*** DATA RECORDS Section Begins ***

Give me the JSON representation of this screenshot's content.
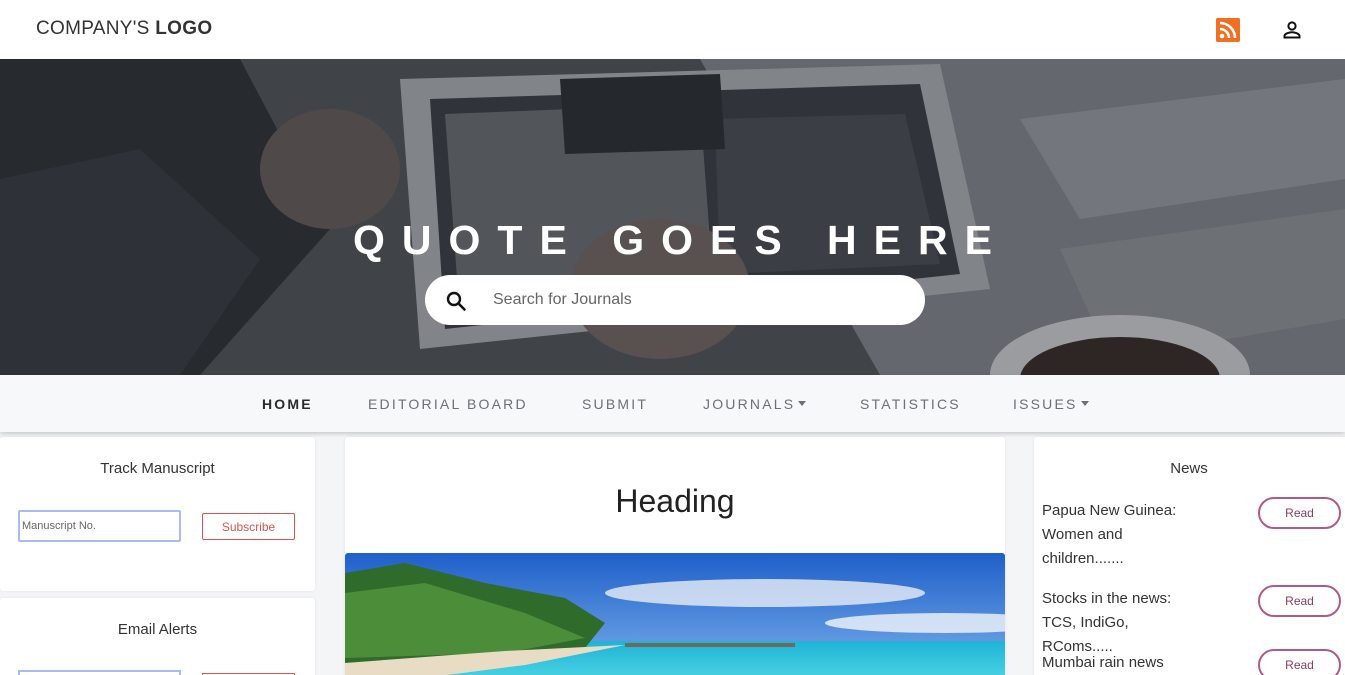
{
  "header": {
    "logo_prefix": "COMPANY'S",
    "logo_bold": "LOGO",
    "rss_color": "#f26f21"
  },
  "hero": {
    "quote": "QUOTE GOES HERE",
    "search_placeholder": "Search for Journals"
  },
  "nav": {
    "items": [
      {
        "label": "HOME",
        "active": true
      },
      {
        "label": "EDITORIAL BOARD"
      },
      {
        "label": "SUBMIT"
      },
      {
        "label": "JOURNALS",
        "dropdown": true
      },
      {
        "label": "STATISTICS"
      },
      {
        "label": "ISSUES",
        "dropdown": true
      }
    ]
  },
  "track": {
    "title": "Track Manuscript",
    "input_placeholder": "Manuscript No.",
    "button_label": "Subscribe"
  },
  "email_alerts": {
    "title": "Email Alerts"
  },
  "main": {
    "heading": "Heading"
  },
  "news": {
    "title": "News",
    "items": [
      {
        "text": "Papua New Guinea: Women and children.......",
        "button": "Read"
      },
      {
        "text": "Stocks in the news: TCS, IndiGo, RComs.....",
        "button": "Read"
      },
      {
        "text": "Mumbai rain news",
        "button": "Read"
      }
    ]
  },
  "colors": {
    "accent_red": "#d9534f",
    "read_button": "#b05a88",
    "input_focus": "#a9bbf0"
  }
}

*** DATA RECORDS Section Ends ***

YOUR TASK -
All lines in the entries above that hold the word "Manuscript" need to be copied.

EXERCISE RESPONSE -
    "title": "Track Manuscript",
    "input_placeholder": "Manuscript No.",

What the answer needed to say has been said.